One, is the price. You'd think downloads would be cheaper since they don't have to be packaged and shipped. But in my experience, especially on the consoles, they seem to go for full price for a lot longer than their physical cousins. Of course, you can also get pre-owned games even cheaper which is a bonus. I know that pre-owned games take money away from the developers, but I never buy a game pre-owned unless I can't find a new copy or I'm not sure if I'm going to like it. I bought Final Fantasy XIII-2 for £15 today, pre-owned, when a few months ago I was refusing to buy it at all. To put it back on to the debate however, let's talk about FIFA 12. Over the summer the price of it fell a little (because it's now outdated due to the new season), but the last time I checked (which was a while ago, admittedly) on the PSN it was £49.99. I bought it on day of release for £39.99. Obviously that's the RRP of the game, but by that point it was no longer worth the £50, plus an extra £10+ for the Euro 2012 pack. 

The other is the ability to trade. If I don't like the game I've bought then I can trade it in and get some of my money back towards another game, or I can give it to a friend in exchange for actual money or another game. If I do like a game, but I have a friend who won't buy it, I can give the game to the friend to borrow for a little while and then they can "forget" to give it back. Then I have to buy another copy which means more money for the developer/game shop. Everyone wins. You can't do that with downloaded games. If you buy something for yourself and oh dear it sucks, then sorry bud but you just wasted your money. 

Now this is purely for big name games, I don't expect small indie developers to shell out for packaging, marketing and etc. They get a free pass when it comes to this. Of course, in the digital world games can get ridiculously cheap in sales. That's great too. However, there is one thing about buying a physical copy of that I love more than anything: the journey.

It's the day of release of a game I've been wanting for months, perhaps even years. You've pre-ordered it and all that's left to do is collect it. For me, that involves getting on a bus for forty minutes early in the morning. The anticipation has reached new heights and I simply cannot wait to get home and play it. I arrive at the shop a little past nine o'clock and I purchase the game. It's not until it's in my hands that it truly hits me that I can actually play this game. However, there's still the journey home. Another forty minute bus ride which just ramps up the anticipation factor more and more until I'm basically desperate to play it. Finally I get home, turn on my console of choice, open the case, get disappointed at the lacklustre manual that is too common these days and finally put the disc in the console. The feeling as you start a new game is immense, and even more so if the game turns out to be excellent. You just don't get that feeling waiting for a download to finish.
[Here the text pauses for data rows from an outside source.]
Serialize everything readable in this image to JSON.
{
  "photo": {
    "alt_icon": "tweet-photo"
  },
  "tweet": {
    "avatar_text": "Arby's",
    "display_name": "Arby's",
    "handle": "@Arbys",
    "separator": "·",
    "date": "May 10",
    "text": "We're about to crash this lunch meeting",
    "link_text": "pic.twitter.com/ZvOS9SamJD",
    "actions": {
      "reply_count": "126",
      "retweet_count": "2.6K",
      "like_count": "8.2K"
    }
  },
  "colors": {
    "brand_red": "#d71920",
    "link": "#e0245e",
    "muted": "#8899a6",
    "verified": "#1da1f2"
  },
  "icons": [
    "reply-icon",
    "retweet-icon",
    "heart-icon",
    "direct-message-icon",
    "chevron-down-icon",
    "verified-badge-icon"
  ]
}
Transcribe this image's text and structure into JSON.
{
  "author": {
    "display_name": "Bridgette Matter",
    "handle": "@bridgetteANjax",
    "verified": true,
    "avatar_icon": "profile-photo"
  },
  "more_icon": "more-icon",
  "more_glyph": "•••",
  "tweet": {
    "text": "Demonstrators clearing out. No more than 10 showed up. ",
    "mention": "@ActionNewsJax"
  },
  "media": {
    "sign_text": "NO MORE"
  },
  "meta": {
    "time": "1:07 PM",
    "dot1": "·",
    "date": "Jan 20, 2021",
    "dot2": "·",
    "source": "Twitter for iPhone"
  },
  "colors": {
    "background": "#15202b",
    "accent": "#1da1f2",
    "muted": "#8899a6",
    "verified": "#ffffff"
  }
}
So yes, downloads are fine, but I'd rather take a physical copy any day. I enjoy the two hour journey it takes to get a game on launch day, but maybe I'm strange who knows? The only thing I do know is that I wouldn't trade the journey in for anything, it just makes launch day that much sweeter.